EGU General Assembly 2023
© Author(s) 2023. This work is distributed under
the Creative Commons Attribution 4.0 License.

The emergence of Continental Crust Revealed by Machine Learning

Chuntao Liu1,2, C. Brenhin Keller3, Xiaoming Liu4, and Zhou Zhang1,2
Chuntao Liu et al.
  • 1School of Earth Sciences, Zhejiang University, Hangzhou, China (,
  • 2Key Laboratory of Geoscience Big Data and Deep Resource of Zhejiang Province, Zhejiang University, Hangzhou, China (,
  • 3Department of Earth Sciences, Dartmouth College, Hanover, USA (
  • 4Department of Geological Sciences, The University of North Carolina at Chapel Hill, Chapel Hill, USA (
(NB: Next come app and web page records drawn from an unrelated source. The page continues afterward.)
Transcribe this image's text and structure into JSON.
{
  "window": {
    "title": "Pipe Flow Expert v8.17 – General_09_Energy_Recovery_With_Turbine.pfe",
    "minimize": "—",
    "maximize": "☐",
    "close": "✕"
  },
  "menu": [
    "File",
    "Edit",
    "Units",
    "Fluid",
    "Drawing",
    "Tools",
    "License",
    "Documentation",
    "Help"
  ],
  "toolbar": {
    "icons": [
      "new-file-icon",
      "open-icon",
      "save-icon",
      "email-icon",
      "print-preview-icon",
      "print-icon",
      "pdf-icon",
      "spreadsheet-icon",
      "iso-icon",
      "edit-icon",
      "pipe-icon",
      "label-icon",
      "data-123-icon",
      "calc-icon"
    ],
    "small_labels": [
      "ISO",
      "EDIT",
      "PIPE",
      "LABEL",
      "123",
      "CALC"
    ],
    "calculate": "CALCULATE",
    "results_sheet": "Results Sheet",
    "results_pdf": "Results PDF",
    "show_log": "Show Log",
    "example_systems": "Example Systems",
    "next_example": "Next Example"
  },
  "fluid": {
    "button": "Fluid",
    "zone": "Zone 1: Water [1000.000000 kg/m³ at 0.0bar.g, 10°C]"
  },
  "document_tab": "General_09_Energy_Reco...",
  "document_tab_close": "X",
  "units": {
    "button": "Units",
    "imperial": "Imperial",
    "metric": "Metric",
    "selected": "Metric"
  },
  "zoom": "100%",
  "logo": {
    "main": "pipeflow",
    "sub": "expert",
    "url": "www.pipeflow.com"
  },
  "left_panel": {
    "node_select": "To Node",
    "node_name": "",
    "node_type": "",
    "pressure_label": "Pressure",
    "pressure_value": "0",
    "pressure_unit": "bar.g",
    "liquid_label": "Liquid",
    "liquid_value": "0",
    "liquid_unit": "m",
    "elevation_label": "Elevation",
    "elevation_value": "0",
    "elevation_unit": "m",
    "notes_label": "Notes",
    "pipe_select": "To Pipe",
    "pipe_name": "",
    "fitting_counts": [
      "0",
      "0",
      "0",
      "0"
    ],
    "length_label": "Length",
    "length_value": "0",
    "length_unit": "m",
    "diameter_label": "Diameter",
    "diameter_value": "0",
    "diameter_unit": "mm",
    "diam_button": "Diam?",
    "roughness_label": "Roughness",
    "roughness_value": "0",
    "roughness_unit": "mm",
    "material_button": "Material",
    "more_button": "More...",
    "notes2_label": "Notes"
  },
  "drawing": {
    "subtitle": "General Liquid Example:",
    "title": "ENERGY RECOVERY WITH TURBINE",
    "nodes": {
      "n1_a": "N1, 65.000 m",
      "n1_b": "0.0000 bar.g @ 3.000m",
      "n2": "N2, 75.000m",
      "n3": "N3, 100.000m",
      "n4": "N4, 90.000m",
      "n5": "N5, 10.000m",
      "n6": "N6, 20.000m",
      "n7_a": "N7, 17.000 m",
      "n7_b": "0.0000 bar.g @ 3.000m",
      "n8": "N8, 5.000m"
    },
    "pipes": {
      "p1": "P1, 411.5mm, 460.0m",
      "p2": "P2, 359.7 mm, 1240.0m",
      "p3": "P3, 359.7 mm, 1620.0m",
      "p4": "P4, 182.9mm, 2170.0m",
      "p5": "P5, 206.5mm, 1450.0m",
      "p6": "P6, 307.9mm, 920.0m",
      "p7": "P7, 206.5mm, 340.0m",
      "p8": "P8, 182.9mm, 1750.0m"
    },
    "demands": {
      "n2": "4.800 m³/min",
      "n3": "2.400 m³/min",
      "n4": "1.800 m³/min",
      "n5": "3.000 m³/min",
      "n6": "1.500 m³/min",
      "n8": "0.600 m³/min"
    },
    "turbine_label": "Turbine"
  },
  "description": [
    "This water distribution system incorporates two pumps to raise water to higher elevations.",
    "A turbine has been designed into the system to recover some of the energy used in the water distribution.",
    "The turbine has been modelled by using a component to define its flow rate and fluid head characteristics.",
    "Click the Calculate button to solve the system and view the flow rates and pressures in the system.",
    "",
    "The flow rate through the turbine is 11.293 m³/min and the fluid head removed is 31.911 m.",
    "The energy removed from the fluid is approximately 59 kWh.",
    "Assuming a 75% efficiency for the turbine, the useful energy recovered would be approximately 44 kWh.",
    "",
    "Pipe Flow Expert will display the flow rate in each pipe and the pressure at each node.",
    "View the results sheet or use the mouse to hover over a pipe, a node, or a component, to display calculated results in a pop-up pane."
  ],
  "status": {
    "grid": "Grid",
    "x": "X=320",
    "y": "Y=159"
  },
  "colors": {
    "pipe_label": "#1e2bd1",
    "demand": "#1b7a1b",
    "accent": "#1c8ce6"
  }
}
Reconstructing the emergence of the modern continental crust is crucial to understand the evolution of the crust, the onset of plate tectonics, elemental cycling, and long-term climate. However, it remains highly contentious about when and how the major subaerial continental crust emerged over time. Here, we used a machine learning (ML) model (XGBoost) to reveal the exposed history of continental crust over the last 3.8 billion years ago (Ga). First, we compiled ~10,000 modern subaerial or submarine basalts with major and trace elements to train the ML model. Then, the trained ML model (with resampling) was utilized to predict and calculate the mean proportions of subaerially erupted continental basaltic rocks since 3.8 Ga. The result suggested that the subaerial proportion only reached about 50% at ~2.5 Ga, indicating the exposure of the continental crust was far from the present-day level at the end of the Archean era. On the other hand, since ~1.8 Ga, the subaerial proportion of the continental crust exhibited a dynamic balance between ~60% and 80%, reaching the present-day level.

How to cite: Liu, C., Keller, C. B., Liu, X., and Zhang, Z.: The emergence of Continental Crust Revealed by Machine Learning, EGU General Assembly 2023, Vienna, Austria, 24–28 Apr 2023, EGU23-4648,, 2023.